What is sexual victimization? The definitions change with history. It did not occur to me for years that Adam might have assaulted me. Sophie came to that conclusion in a matter of days. What most shaped my perceptions were feminist politics that stress sexual pleasure as much as sexual danger.
Sophie's realization came in the middle of a nationwide stir about a claimed epidemic of campus sexual assault — and her alleged rape during "Senior Salute," when graduating boys compete to score with younger girls. Neither Sophie nor I is more right.
I did not report Adam to the police then and would not report him now. Unlike many feminists today, I didn't look to prosecutors to transform a sexist culture into one of loving equals. Besides, I knew Adam was not a rapist. He was a guy trying to get in the pants of a girl who seemed to want her pants gotten into.
What happened that day fell somewhere between consent and coercion. I suspect that's what happened at St. Paul's School, too.
I chalked up the experience to education, even if the lesson hurt. Over time, I learned what felt good and how to change or abandon what didn't. As I learned what I desired, I gained skills in communicating it and also in reading another person's cues.
And Owen and Sophie? In a statement, her family expressed some satisfaction at the verdict. "While he was not convicted on all charges, Owen Labrie was held accountable in some way by a jury of his peers for crimes he committed against our daughter," they said. "This conviction requires him to take ownership for his actions and gives him the opportunity to reflect upon the harm he has caused."
But, ironically, the system defeated the possibility of real accountability. Owen's lawyer's job — and thus, his — was to paint a picture of indisputable consent. Tell yourself that story enough times, and it starts to sound true.
Meanwhile, the prosecutor, and Sophie, had to convey pure victimhood. Of course, if he coerced her, it was not her fault, period. But if he honestly didn't know she was feeling pushed, neither of them was at fault. There is no room for such ambiguity in a criminal courtroom.
After that awkward phone call, Adam and I never spoke. But in the intervening decades, practices have developed that help people like Owen and Sophie to talk safely and productively — she expressing her hurt and anger, and he making amends. Why did no one suggest this?
Aside from one wrecked life, what has Owen Labrie's trial accomplished? Maybe Sophie will get better at saying no. Maybe Owen — should he ever get to have an ordinary sex life — will become more sensitive to hearing it.

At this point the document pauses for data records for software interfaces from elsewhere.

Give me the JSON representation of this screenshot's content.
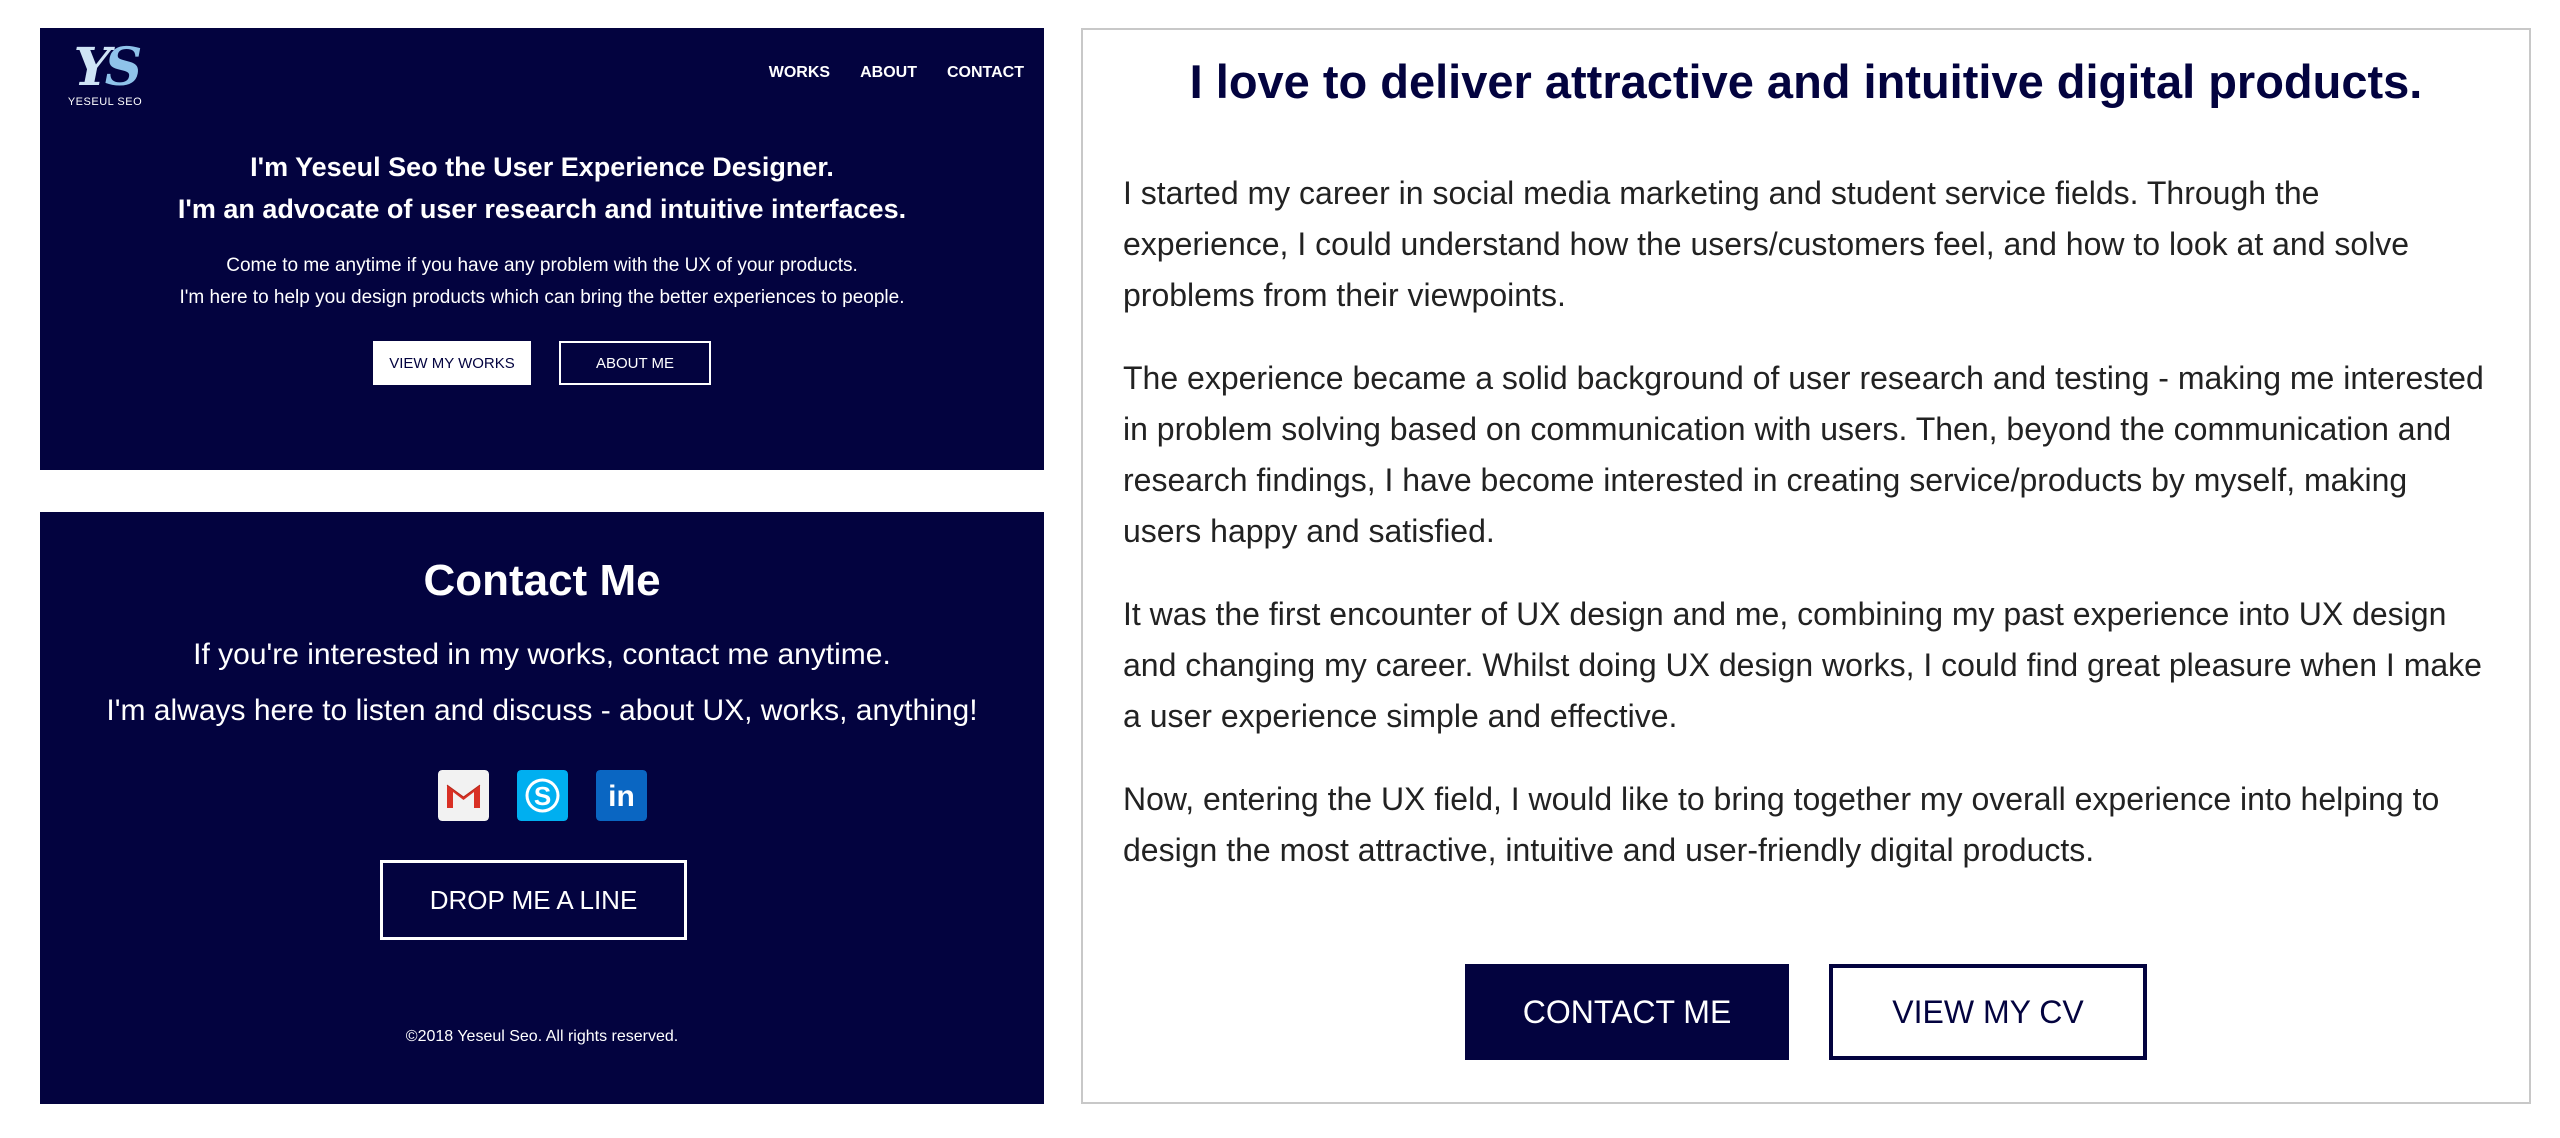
{
  "colors": {
    "navy": "#03033f",
    "white": "#ffffff",
    "panel_border": "#c8c8c8"
  },
  "hero": {
    "logo_mark": "YS",
    "logo_text": "YESEUL SEO",
    "nav": [
      "WORKS",
      "ABOUT",
      "CONTACT"
    ],
    "title_line1": "I'm Yeseul Seo the User Experience Designer.",
    "title_line2": "I'm an advocate of user research and intuitive interfaces.",
    "sub_line1": "Come to me anytime if you have any problem with the UX of your products.",
    "sub_line2": "I'm here to help you design products which can bring the better experiences to people.",
    "btn_works": "VIEW MY WORKS",
    "btn_about": "ABOUT ME"
  },
  "contact": {
    "title": "Contact Me",
    "line1": "If you're interested in my works, contact me anytime.",
    "line2": "I'm always here to listen and discuss - about UX, works, anything!",
    "icons": [
      "gmail-icon",
      "skype-icon",
      "linkedin-icon"
    ],
    "drop_button": "DROP ME A LINE",
    "footer": "©2018 Yeseul Seo. All rights reserved."
  },
  "about": {
    "title": "I love to deliver attractive and intuitive digital products.",
    "paragraphs": [
      "I started my career in social media marketing and student service fields. Through the experience, I could understand how the users/customers feel, and how to look at and solve problems from their viewpoints.",
      "The experience became a solid background of user research and testing - making me interested in problem solving based on communication with users. Then, beyond the communication and research findings, I have become interested in creating service/products by myself, making users happy and satisfied.",
      "It was the first encounter of UX design and me, combining my past experience into UX design and changing my career. Whilst doing UX design works, I could find great pleasure when I make a user experience simple and effective.",
      "Now, entering the UX field, I would like to bring together my overall experience into helping to design the most attractive, intuitive and user-friendly digital products."
    ],
    "btn_contact": "CONTACT ME",
    "btn_cv": "VIEW MY CV"
  }
}
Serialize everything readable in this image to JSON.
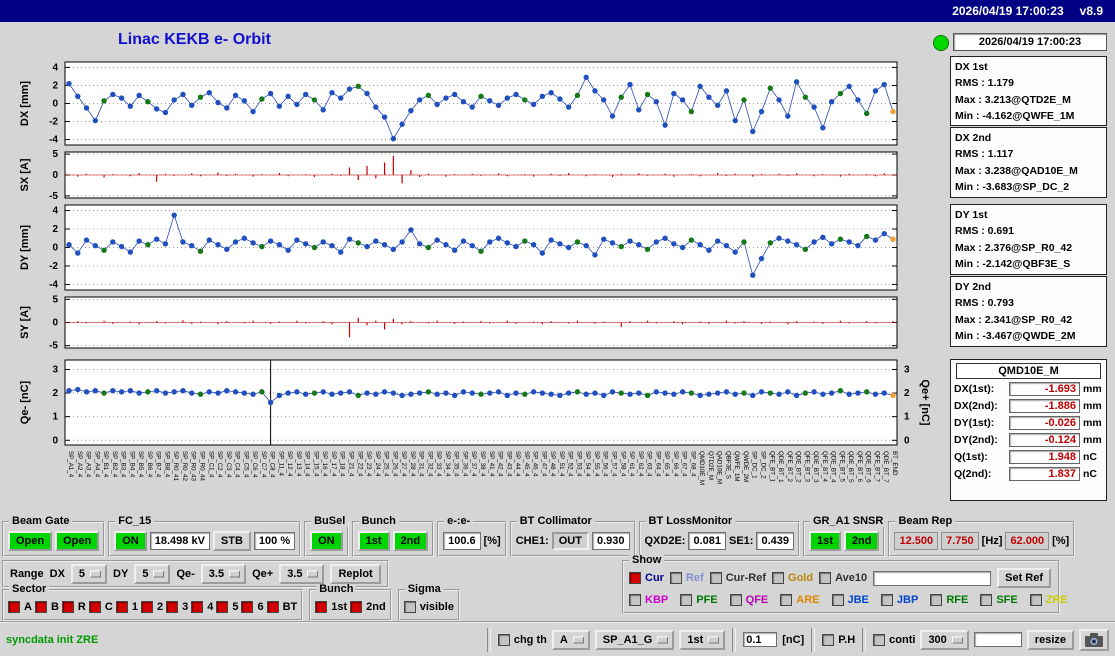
{
  "titlebar": {
    "datetime": "2026/04/19 17:00:23",
    "version": "v8.9"
  },
  "header": {
    "title": "Linac KEKB e- Orbit",
    "timestamp": "2026/04/19 17:00:23"
  },
  "stats": [
    {
      "title": "DX 1st",
      "rms": "RMS : 1.179",
      "max": "Max : 3.213@QTD2E_M",
      "min": "Min : -4.162@QWFE_1M"
    },
    {
      "title": "DX 2nd",
      "rms": "RMS : 1.117",
      "max": "Max : 3.238@QAD10E_M",
      "min": "Min : -3.683@SP_DC_2"
    },
    {
      "title": "DY 1st",
      "rms": "RMS : 0.691",
      "max": "Max : 2.376@SP_R0_42",
      "min": "Min : -2.142@QBF3E_S"
    },
    {
      "title": "DY 2nd",
      "rms": "RMS : 0.793",
      "max": "Max : 2.341@SP_R0_42",
      "min": "Min : -3.467@QWDE_2M"
    }
  ],
  "monitor": {
    "title": "QMD10E_M",
    "rows": [
      {
        "label": "DX(1st):",
        "value": "-1.693",
        "unit": "mm"
      },
      {
        "label": "DX(2nd):",
        "value": "-1.886",
        "unit": "mm"
      },
      {
        "label": "DY(1st):",
        "value": "-0.026",
        "unit": "mm"
      },
      {
        "label": "DY(2nd):",
        "value": "-0.124",
        "unit": "mm"
      },
      {
        "label": "Q(1st):",
        "value": "1.948",
        "unit": "nC"
      },
      {
        "label": "Q(2nd):",
        "value": "1.837",
        "unit": "nC"
      }
    ]
  },
  "chart_data": {
    "type": "multi-panel-orbit",
    "palette": {
      "0": "#2050c0",
      "1": "#157a15",
      "2": "#f0a030"
    },
    "point_colors": [
      0,
      0,
      0,
      0,
      1,
      0,
      0,
      0,
      0,
      1,
      0,
      0,
      0,
      0,
      0,
      1,
      0,
      0,
      0,
      0,
      0,
      0,
      1,
      0,
      0,
      0,
      0,
      0,
      1,
      0,
      0,
      0,
      0,
      1,
      0,
      0,
      0,
      0,
      0,
      0,
      0,
      1,
      0,
      0,
      0,
      0,
      0,
      1,
      0,
      0,
      0,
      0,
      1,
      0,
      0,
      0,
      0,
      0,
      1,
      0,
      0,
      0,
      0,
      1,
      0,
      0,
      1,
      0,
      0,
      0,
      0,
      1,
      0,
      0,
      0,
      0,
      0,
      1,
      0,
      0,
      1,
      0,
      0,
      0,
      1,
      0,
      0,
      0,
      1,
      0,
      0,
      1,
      0,
      0,
      2
    ],
    "plots": [
      {
        "type": "scatter",
        "name": "DX",
        "ylabel": "DX [mm]",
        "ylim": [
          -4.6,
          4.6
        ],
        "yticks": [
          4,
          2,
          0,
          -2,
          -4
        ],
        "values": [
          2.2,
          0.8,
          -0.5,
          -1.9,
          0.3,
          1.0,
          0.6,
          -0.3,
          0.9,
          0.2,
          -0.6,
          -1.0,
          0.4,
          1.0,
          -0.2,
          0.7,
          1.2,
          0.1,
          -0.5,
          0.9,
          0.3,
          -0.9,
          0.5,
          1.1,
          -0.3,
          0.8,
          -0.1,
          1.0,
          0.4,
          -0.7,
          1.2,
          0.6,
          1.6,
          1.9,
          1.1,
          -0.4,
          -1.5,
          -3.9,
          -2.3,
          -0.8,
          0.4,
          0.9,
          -0.1,
          0.6,
          1.0,
          0.2,
          -0.4,
          0.8,
          0.3,
          -0.2,
          0.6,
          1.0,
          0.4,
          -0.1,
          0.8,
          1.2,
          0.5,
          -0.4,
          0.9,
          2.9,
          1.4,
          0.4,
          -1.4,
          0.7,
          2.1,
          -0.7,
          1.0,
          0.2,
          -2.4,
          1.1,
          0.4,
          -0.9,
          1.9,
          0.7,
          -0.2,
          1.4,
          -1.9,
          0.4,
          -3.1,
          -0.9,
          1.7,
          0.4,
          -1.4,
          2.4,
          0.7,
          -0.4,
          -2.7,
          0.2,
          1.1,
          1.9,
          0.4,
          -1.1,
          1.4,
          2.1,
          -0.9
        ]
      },
      {
        "type": "stem",
        "name": "SX",
        "ylabel": "SX [A]",
        "ylim": [
          -5.5,
          5.5
        ],
        "yticks": [
          5,
          0,
          -5
        ],
        "color": "#cc0000",
        "values": [
          0,
          -0.4,
          0.3,
          0,
          -0.6,
          0.2,
          0,
          -0.3,
          0.5,
          0,
          -1.6,
          0.3,
          -0.2,
          0,
          0.4,
          -0.3,
          0,
          0.6,
          -0.2,
          0.3,
          0,
          -0.4,
          0.2,
          0,
          0.5,
          -0.3,
          0,
          0.2,
          -0.5,
          0,
          0.3,
          -0.2,
          1.8,
          -1.2,
          2.2,
          -0.8,
          3.0,
          4.6,
          -2.0,
          1.2,
          -0.5,
          0.3,
          0,
          -0.4,
          0.2,
          0,
          0.3,
          -0.2,
          0,
          0.4,
          -0.3,
          0,
          0.2,
          -0.4,
          0,
          0.3,
          -0.2,
          0.5,
          0,
          -0.3,
          0.2,
          0,
          -0.5,
          0.3,
          0,
          0.4,
          -0.2,
          0,
          0.3,
          -0.4,
          0,
          0.2,
          -0.3,
          0,
          0.5,
          -0.2,
          0.3,
          0,
          -0.4,
          0.2,
          0,
          0.3,
          -0.2,
          0.4,
          0,
          -0.3,
          0.2,
          0,
          -0.4,
          0.3,
          0,
          0.2,
          -0.3,
          0.4,
          0
        ]
      },
      {
        "type": "scatter",
        "name": "DY",
        "ylabel": "DY [mm]",
        "ylim": [
          -4.6,
          4.6
        ],
        "yticks": [
          4,
          2,
          0,
          -2,
          -4
        ],
        "values": [
          0.3,
          -0.6,
          0.8,
          0.2,
          -0.3,
          0.6,
          0.1,
          -0.5,
          0.7,
          0.3,
          0.9,
          0.4,
          3.5,
          0.6,
          0.2,
          -0.4,
          0.8,
          0.3,
          -0.2,
          0.6,
          1.0,
          0.5,
          0.1,
          0.7,
          0.3,
          -0.3,
          0.8,
          0.4,
          0.0,
          0.6,
          0.2,
          -0.5,
          0.9,
          0.5,
          0.1,
          0.7,
          0.3,
          -0.2,
          0.6,
          1.9,
          0.4,
          0.0,
          0.8,
          0.3,
          -0.3,
          0.7,
          0.2,
          -0.4,
          0.6,
          1.0,
          0.5,
          0.1,
          0.7,
          0.3,
          -0.6,
          0.8,
          0.4,
          0.0,
          0.6,
          0.2,
          -0.8,
          0.9,
          0.5,
          0.1,
          0.7,
          0.3,
          -0.2,
          0.6,
          1.0,
          0.4,
          0.0,
          0.8,
          0.3,
          -0.3,
          0.7,
          0.2,
          -0.5,
          0.6,
          -3.0,
          -1.2,
          0.5,
          1.0,
          0.7,
          0.3,
          -0.2,
          0.6,
          1.1,
          0.4,
          0.9,
          0.6,
          0.2,
          1.2,
          0.8,
          1.5,
          0.9
        ]
      },
      {
        "type": "stem",
        "name": "SY",
        "ylabel": "SY [A]",
        "ylim": [
          -5.5,
          5.5
        ],
        "yticks": [
          5,
          0,
          -5
        ],
        "color": "#cc0000",
        "values": [
          0,
          0.3,
          -0.2,
          0,
          0.4,
          -0.3,
          0,
          0.2,
          -0.4,
          0,
          0.3,
          -0.2,
          0,
          0.5,
          -0.3,
          0.2,
          0,
          -0.4,
          0.3,
          0,
          -0.2,
          0.4,
          0,
          -0.3,
          0.2,
          0,
          0.4,
          -0.2,
          0,
          0.3,
          -0.4,
          0,
          -3.2,
          1.0,
          -0.6,
          0.4,
          -1.5,
          0.8,
          -0.4,
          0.3,
          0,
          -0.2,
          0.4,
          0,
          -0.3,
          0.2,
          0,
          0.3,
          -0.2,
          0,
          0.4,
          -0.3,
          0,
          0.2,
          -0.4,
          0.3,
          0,
          -0.2,
          0.4,
          0,
          -0.3,
          0.2,
          0,
          -1.0,
          0.3,
          0,
          0.4,
          -0.2,
          0,
          0.3,
          -0.4,
          0,
          0.2,
          -0.3,
          0,
          0.4,
          -0.2,
          0.3,
          0,
          -0.3,
          0.2,
          0,
          -0.4,
          0.3,
          0,
          0.2,
          -0.3,
          0,
          0.4,
          -0.2,
          0,
          0.3,
          -0.2,
          0,
          0.3
        ]
      },
      {
        "type": "scatter",
        "name": "Q",
        "ylabel": "Qe- [nC]",
        "ylabel_right": "Qe+ [nC]",
        "ylim": [
          -0.2,
          3.4
        ],
        "yticks": [
          3,
          2,
          1,
          0
        ],
        "marker_index": 23,
        "values": [
          2.1,
          2.15,
          2.05,
          2.1,
          2.0,
          2.1,
          2.05,
          2.1,
          2.0,
          2.05,
          2.1,
          2.0,
          2.05,
          2.1,
          2.0,
          1.95,
          2.05,
          2.0,
          2.1,
          2.05,
          2.0,
          1.95,
          2.05,
          1.6,
          1.9,
          2.0,
          2.05,
          1.95,
          2.0,
          2.05,
          1.95,
          2.0,
          2.05,
          1.9,
          2.0,
          1.95,
          2.05,
          2.0,
          1.9,
          1.95,
          2.0,
          2.05,
          1.95,
          2.0,
          1.9,
          2.05,
          2.0,
          1.95,
          2.0,
          2.05,
          1.9,
          2.0,
          1.95,
          2.05,
          2.0,
          1.95,
          1.9,
          2.0,
          2.05,
          1.95,
          2.0,
          1.9,
          2.05,
          2.0,
          1.95,
          2.0,
          1.9,
          2.05,
          2.0,
          1.95,
          2.05,
          2.0,
          1.9,
          1.95,
          2.0,
          2.05,
          1.95,
          2.0,
          1.9,
          2.05,
          2.0,
          1.95,
          2.05,
          1.9,
          2.0,
          2.05,
          1.95,
          2.0,
          2.1,
          1.95,
          2.0,
          2.05,
          1.95,
          2.0,
          1.9
        ]
      }
    ],
    "xlabels": [
      "SP_A1_4",
      "SP_A2_4",
      "SP_A3_4",
      "SP_A4_4",
      "SP_B1_4",
      "SP_B2_4",
      "SP_B3_4",
      "SP_B4_4",
      "SP_B5_4",
      "SP_B6_4",
      "SP_B7_4",
      "SP_B8_4",
      "SP_R0_41",
      "SP_R0_42",
      "SP_R0_43",
      "SP_R0_44",
      "SP_C1_4",
      "SP_C2_4",
      "SP_C3_4",
      "SP_C4_4",
      "SP_C5_4",
      "SP_C6_4",
      "SP_C7_4",
      "SP_C8_4",
      "SP_11_4",
      "SP_12_4",
      "SP_13_4",
      "SP_14_4",
      "SP_15_4",
      "SP_16_4",
      "SP_17_4",
      "SP_18_4",
      "SP_21_4",
      "SP_22_4",
      "SP_23_4",
      "SP_24_4",
      "SP_25_4",
      "SP_26_4",
      "SP_27_4",
      "SP_28_4",
      "SP_31_4",
      "SP_32_4",
      "SP_33_4",
      "SP_34_4",
      "SP_35_4",
      "SP_36_4",
      "SP_37_4",
      "SP_38_4",
      "SP_41_4",
      "SP_42_4",
      "SP_43_4",
      "SP_44_4",
      "SP_45_4",
      "SP_46_4",
      "SP_47_4",
      "SP_48_4",
      "SP_51_4",
      "SP_52_4",
      "SP_53_4",
      "SP_54_4",
      "SP_55_4",
      "SP_56_4",
      "SP_57_4",
      "SP_58_4",
      "SP_61_4",
      "SP_62_4",
      "SP_63_4",
      "SP_64_4",
      "SP_65_4",
      "SP_66_4",
      "SP_67_4",
      "SP_68_4",
      "QMD10E_M",
      "QTD2E_M",
      "QAD10E_M",
      "QBF3E_S",
      "QWFE_1M",
      "QWDE_2M",
      "SP_DC_1",
      "SP_DC_2",
      "QFE_BT_1",
      "QDE_BT_1",
      "QFE_BT_2",
      "QDE_BT_2",
      "QFE_BT_3",
      "QDE_BT_3",
      "QFE_BT_4",
      "QDE_BT_4",
      "QFE_BT_5",
      "QDE_BT_5",
      "QFE_BT_6",
      "QDE_BT_6",
      "QFE_BT_7",
      "QDE_BT_7",
      "BT_END"
    ]
  },
  "panels": {
    "beam_gate": {
      "label": "Beam Gate",
      "open1": "Open",
      "open2": "Open"
    },
    "fc15": {
      "label": "FC_15",
      "on": "ON",
      "kv": "18.498 kV",
      "stb": "STB",
      "pct": "100 %"
    },
    "busel": {
      "label": "BuSel",
      "on": "ON"
    },
    "bunch": {
      "label": "Bunch",
      "b1": "1st",
      "b2": "2nd"
    },
    "ee": {
      "label": "e-:e-",
      "value": "100.6",
      "unit": "[%]"
    },
    "bt_col": {
      "label": "BT Collimator",
      "che1": "CHE1:",
      "state": "OUT",
      "value": "0.930"
    },
    "bt_loss": {
      "label": "BT LossMonitor",
      "qxd2e": "QXD2E:",
      "qxd2e_v": "0.081",
      "se1": "SE1:",
      "se1_v": "0.439"
    },
    "gr": {
      "label": "GR_A1 SNSR",
      "b1": "1st",
      "b2": "2nd"
    },
    "beam_rep": {
      "label": "Beam Rep",
      "v1": "12.500",
      "v2": "7.750",
      "hz": "[Hz]",
      "v3": "62.000",
      "pct": "[%]"
    }
  },
  "range_row": {
    "title": "Range",
    "dx": "DX",
    "dx_v": "5",
    "dy": "DY",
    "dy_v": "5",
    "qm": "Qe-",
    "qm_v": "3.5",
    "qp": "Qe+",
    "qp_v": "3.5",
    "replot": "Replot"
  },
  "sector": {
    "label": "Sector",
    "items": [
      {
        "label": "A",
        "checked": true
      },
      {
        "label": "B",
        "checked": true
      },
      {
        "label": "R",
        "checked": true
      },
      {
        "label": "C",
        "checked": true
      },
      {
        "label": "1",
        "checked": true
      },
      {
        "label": "2",
        "checked": true
      },
      {
        "label": "3",
        "checked": true
      },
      {
        "label": "4",
        "checked": true
      },
      {
        "label": "5",
        "checked": true
      },
      {
        "label": "6",
        "checked": true
      },
      {
        "label": "BT",
        "checked": true
      }
    ]
  },
  "bunch_sel": {
    "label": "Bunch",
    "items": [
      {
        "label": "1st",
        "checked": true
      },
      {
        "label": "2nd",
        "checked": true
      }
    ]
  },
  "sigma": {
    "label": "Sigma",
    "items": [
      {
        "label": "visible",
        "checked": false
      }
    ]
  },
  "show": {
    "label": "Show",
    "row1": [
      {
        "label": "Cur",
        "color": "#000090",
        "checked": true
      },
      {
        "label": "Ref",
        "color": "#8090d0",
        "checked": false
      },
      {
        "label": "Cur-Ref",
        "color": "#303030",
        "checked": false
      },
      {
        "label": "Gold",
        "color": "#b8860b",
        "checked": false
      },
      {
        "label": "Ave10",
        "color": "#303030",
        "checked": false
      }
    ],
    "entry": "",
    "set_ref": "Set Ref",
    "row2": [
      {
        "label": "KBP",
        "color": "#cc00cc",
        "checked": false
      },
      {
        "label": "PFE",
        "color": "#007700",
        "checked": false
      },
      {
        "label": "QFE",
        "color": "#bb00bb",
        "checked": false
      },
      {
        "label": "ARE",
        "color": "#dd8800",
        "checked": false
      },
      {
        "label": "JBE",
        "color": "#0044cc",
        "checked": false
      },
      {
        "label": "JBP",
        "color": "#0044cc",
        "checked": false
      },
      {
        "label": "RFE",
        "color": "#007700",
        "checked": false
      },
      {
        "label": "SFE",
        "color": "#007700",
        "checked": false
      },
      {
        "label": "ZRE",
        "color": "#cccc00",
        "checked": false
      }
    ]
  },
  "statusbar": {
    "message": "syncdata init ZRE",
    "chg_th": "chg th",
    "chg_th_checked": false,
    "sel_a": "A",
    "sel_sp": "SP_A1_G",
    "sel_bunch": "1st",
    "threshold": "0.1",
    "unit": "[nC]",
    "ph": "P.H",
    "ph_checked": false,
    "conti": "conti",
    "conti_checked": false,
    "num": "300",
    "entry": "",
    "resize": "resize"
  }
}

But how will these two novices learn something about sexual desire and communication? When will they learn to say — and feel — "yes"?